[Excerpts from a dataset]

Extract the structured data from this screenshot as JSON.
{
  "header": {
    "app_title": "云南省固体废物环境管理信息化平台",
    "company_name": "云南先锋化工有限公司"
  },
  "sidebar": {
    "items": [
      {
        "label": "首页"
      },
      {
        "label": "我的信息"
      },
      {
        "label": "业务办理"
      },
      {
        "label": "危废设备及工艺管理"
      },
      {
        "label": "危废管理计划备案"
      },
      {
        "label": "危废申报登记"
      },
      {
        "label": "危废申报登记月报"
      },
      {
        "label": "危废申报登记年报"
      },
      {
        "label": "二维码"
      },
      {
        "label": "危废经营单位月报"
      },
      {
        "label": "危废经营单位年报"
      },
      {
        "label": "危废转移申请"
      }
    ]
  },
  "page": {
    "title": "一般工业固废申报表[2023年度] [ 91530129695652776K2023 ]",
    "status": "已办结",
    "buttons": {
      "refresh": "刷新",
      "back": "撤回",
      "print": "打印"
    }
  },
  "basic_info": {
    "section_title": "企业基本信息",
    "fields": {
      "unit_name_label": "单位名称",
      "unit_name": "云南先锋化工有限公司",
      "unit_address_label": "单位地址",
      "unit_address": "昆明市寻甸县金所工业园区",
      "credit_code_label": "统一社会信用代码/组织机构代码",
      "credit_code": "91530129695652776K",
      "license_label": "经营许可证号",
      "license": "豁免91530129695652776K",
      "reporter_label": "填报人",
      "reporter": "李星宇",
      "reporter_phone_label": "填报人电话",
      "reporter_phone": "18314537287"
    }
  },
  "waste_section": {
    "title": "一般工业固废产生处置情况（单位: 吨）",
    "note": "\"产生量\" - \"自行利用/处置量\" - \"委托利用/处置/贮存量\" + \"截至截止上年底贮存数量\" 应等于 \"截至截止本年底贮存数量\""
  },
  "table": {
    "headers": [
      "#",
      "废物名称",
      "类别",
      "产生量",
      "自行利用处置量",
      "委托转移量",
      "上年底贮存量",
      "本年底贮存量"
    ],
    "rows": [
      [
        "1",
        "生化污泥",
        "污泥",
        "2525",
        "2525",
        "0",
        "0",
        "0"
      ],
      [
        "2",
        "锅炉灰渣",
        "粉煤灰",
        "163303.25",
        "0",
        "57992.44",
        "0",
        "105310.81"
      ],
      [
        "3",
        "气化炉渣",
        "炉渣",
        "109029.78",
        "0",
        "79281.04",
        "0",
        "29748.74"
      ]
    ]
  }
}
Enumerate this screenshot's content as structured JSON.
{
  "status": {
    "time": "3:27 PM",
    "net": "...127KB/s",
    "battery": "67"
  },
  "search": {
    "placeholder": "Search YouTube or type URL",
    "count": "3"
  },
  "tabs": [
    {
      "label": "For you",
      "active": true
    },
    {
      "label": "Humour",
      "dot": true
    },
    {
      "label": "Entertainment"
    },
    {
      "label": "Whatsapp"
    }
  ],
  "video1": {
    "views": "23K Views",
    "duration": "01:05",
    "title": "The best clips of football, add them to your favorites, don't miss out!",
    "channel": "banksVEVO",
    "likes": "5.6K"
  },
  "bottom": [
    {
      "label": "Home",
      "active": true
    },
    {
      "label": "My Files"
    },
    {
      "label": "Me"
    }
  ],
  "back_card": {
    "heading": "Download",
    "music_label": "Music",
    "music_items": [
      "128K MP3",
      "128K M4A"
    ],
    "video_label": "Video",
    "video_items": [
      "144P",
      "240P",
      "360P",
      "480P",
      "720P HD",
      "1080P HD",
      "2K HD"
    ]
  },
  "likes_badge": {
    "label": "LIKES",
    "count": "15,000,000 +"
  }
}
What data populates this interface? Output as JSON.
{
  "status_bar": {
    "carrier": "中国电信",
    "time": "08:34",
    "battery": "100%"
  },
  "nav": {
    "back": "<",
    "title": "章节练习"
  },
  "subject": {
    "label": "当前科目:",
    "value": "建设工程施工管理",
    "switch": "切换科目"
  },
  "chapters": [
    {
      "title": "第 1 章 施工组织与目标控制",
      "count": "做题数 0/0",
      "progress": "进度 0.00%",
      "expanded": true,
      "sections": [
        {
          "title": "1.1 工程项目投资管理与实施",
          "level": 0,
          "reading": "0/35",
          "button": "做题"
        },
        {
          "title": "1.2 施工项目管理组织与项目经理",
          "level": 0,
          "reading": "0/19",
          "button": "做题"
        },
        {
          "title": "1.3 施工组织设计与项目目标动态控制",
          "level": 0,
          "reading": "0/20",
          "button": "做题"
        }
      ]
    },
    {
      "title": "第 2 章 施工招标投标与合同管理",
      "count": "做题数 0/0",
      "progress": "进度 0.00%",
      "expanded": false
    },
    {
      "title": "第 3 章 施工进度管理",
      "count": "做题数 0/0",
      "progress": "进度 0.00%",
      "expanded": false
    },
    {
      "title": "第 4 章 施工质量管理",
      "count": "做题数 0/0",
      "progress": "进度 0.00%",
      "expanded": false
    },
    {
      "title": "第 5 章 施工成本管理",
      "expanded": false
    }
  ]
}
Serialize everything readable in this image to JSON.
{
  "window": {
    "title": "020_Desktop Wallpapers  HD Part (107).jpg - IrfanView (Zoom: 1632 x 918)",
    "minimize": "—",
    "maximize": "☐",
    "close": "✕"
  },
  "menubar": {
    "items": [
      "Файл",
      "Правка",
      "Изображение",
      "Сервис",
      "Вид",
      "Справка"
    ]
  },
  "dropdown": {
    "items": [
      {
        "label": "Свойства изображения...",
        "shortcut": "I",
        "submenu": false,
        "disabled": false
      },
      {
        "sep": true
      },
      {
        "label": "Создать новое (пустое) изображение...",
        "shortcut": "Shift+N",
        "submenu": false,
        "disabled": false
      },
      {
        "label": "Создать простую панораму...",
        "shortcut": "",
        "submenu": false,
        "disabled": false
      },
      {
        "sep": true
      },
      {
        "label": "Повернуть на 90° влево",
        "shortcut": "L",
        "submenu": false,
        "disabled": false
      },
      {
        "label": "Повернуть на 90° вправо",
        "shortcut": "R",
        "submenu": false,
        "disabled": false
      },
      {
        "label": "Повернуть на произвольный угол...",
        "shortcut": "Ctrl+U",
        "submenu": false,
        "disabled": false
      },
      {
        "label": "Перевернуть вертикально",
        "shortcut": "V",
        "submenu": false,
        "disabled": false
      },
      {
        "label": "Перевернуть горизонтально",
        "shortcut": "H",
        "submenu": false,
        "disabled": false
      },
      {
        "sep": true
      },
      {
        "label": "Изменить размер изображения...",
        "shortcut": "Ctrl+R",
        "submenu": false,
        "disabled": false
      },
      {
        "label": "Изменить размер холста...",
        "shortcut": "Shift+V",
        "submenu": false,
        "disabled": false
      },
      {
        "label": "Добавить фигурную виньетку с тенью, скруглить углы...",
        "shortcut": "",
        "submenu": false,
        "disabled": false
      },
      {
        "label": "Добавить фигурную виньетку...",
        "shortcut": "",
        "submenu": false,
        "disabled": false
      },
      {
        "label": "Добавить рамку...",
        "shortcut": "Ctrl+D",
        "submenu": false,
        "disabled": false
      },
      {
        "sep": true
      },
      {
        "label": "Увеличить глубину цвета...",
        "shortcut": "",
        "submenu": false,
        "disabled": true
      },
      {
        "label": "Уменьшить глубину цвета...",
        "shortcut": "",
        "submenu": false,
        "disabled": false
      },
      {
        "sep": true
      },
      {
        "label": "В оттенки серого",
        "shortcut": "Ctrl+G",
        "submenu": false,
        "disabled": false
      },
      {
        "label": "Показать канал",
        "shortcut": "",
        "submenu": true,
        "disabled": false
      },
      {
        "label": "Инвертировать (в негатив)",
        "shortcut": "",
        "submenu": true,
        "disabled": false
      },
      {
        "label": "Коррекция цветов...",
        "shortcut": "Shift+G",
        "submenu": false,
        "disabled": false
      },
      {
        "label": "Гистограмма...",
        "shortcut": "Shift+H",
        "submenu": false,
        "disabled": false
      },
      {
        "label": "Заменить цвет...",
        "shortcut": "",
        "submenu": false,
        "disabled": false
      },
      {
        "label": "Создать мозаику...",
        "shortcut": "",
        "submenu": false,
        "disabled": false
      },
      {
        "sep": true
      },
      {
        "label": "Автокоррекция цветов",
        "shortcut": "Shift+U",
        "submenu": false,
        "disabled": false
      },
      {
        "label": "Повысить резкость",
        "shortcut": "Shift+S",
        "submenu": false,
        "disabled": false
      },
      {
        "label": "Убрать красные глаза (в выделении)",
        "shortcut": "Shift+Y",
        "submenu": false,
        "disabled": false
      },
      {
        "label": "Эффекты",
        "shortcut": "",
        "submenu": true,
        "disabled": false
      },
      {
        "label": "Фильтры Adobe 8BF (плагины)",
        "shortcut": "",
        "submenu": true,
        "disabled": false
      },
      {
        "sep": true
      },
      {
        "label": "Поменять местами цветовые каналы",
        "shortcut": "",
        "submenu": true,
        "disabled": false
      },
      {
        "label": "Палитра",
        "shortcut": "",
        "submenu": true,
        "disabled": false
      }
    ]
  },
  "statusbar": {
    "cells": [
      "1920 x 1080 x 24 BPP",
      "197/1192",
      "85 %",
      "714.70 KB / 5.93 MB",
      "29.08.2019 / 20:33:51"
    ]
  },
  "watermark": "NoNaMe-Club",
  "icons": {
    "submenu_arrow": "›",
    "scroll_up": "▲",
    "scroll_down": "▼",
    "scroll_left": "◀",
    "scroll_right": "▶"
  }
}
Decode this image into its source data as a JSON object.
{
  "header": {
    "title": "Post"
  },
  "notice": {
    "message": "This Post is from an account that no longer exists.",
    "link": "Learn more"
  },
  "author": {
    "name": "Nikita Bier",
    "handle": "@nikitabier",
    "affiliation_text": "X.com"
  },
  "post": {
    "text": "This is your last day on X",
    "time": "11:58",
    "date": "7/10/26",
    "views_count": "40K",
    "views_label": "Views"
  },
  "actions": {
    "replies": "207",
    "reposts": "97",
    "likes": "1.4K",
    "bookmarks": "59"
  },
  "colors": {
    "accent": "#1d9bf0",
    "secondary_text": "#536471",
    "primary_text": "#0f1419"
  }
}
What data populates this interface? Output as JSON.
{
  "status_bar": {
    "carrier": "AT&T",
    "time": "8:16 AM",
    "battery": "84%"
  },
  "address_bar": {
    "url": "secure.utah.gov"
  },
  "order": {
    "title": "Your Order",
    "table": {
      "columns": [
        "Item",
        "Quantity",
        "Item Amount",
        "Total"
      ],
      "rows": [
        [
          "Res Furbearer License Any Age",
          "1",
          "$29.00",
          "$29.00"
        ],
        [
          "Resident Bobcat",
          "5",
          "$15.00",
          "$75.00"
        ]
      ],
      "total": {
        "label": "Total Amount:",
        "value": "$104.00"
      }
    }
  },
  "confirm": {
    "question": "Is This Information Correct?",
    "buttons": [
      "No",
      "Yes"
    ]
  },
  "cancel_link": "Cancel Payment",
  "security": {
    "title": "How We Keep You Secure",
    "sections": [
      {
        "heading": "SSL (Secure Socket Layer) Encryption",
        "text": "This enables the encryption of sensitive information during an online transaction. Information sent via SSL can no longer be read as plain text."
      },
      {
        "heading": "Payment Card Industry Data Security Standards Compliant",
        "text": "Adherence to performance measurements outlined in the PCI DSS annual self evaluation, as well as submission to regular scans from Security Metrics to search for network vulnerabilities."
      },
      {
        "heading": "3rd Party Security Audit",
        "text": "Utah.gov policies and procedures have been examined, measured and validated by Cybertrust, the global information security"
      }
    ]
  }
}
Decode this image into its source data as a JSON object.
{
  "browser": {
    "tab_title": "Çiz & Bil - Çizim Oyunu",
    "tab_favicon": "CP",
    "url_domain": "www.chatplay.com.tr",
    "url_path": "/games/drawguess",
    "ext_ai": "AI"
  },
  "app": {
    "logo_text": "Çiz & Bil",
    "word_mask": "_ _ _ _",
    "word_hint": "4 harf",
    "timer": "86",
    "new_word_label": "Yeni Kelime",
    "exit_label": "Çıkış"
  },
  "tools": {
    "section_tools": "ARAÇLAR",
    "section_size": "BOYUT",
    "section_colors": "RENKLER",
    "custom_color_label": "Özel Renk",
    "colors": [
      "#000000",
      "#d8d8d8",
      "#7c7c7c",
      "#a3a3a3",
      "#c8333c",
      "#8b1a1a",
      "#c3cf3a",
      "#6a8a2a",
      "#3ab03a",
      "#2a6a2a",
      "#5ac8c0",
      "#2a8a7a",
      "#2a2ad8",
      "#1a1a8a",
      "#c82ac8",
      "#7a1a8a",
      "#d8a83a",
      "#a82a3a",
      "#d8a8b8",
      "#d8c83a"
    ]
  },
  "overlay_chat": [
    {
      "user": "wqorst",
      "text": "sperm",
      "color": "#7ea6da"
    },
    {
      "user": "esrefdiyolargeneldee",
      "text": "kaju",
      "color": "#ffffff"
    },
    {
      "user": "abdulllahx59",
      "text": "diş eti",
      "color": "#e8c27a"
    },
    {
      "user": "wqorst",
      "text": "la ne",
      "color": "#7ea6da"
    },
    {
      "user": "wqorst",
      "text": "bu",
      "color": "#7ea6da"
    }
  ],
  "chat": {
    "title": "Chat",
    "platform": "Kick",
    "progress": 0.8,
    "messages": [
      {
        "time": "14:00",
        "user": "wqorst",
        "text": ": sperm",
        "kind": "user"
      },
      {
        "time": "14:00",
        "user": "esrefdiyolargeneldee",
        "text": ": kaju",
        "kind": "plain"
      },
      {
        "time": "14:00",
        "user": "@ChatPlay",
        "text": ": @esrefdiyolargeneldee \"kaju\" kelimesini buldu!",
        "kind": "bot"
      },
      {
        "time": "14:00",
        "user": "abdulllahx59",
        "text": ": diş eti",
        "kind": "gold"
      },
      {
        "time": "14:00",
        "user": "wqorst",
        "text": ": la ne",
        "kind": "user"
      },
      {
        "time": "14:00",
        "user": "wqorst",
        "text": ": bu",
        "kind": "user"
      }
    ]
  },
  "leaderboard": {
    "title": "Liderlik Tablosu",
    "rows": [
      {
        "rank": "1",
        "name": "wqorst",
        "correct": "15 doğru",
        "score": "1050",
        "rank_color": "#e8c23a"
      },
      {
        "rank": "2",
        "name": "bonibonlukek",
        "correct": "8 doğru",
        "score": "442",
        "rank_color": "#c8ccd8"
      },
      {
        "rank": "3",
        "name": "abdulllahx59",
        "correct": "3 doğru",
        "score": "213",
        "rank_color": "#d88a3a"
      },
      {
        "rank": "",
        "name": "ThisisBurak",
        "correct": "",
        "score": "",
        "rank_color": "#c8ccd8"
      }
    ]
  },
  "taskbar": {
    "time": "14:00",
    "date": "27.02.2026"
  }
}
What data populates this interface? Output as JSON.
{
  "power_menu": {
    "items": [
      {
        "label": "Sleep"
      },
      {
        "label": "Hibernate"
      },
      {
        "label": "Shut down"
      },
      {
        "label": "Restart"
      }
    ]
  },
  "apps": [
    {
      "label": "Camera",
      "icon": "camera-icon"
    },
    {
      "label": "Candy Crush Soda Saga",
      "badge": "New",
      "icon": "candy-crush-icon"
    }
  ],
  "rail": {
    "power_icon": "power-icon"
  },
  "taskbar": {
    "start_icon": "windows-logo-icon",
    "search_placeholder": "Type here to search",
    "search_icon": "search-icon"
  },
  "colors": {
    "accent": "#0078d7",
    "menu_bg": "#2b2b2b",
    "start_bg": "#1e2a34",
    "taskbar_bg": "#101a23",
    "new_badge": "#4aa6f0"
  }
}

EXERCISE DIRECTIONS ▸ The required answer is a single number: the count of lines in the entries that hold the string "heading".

YOUR SOLUTION ▸ 4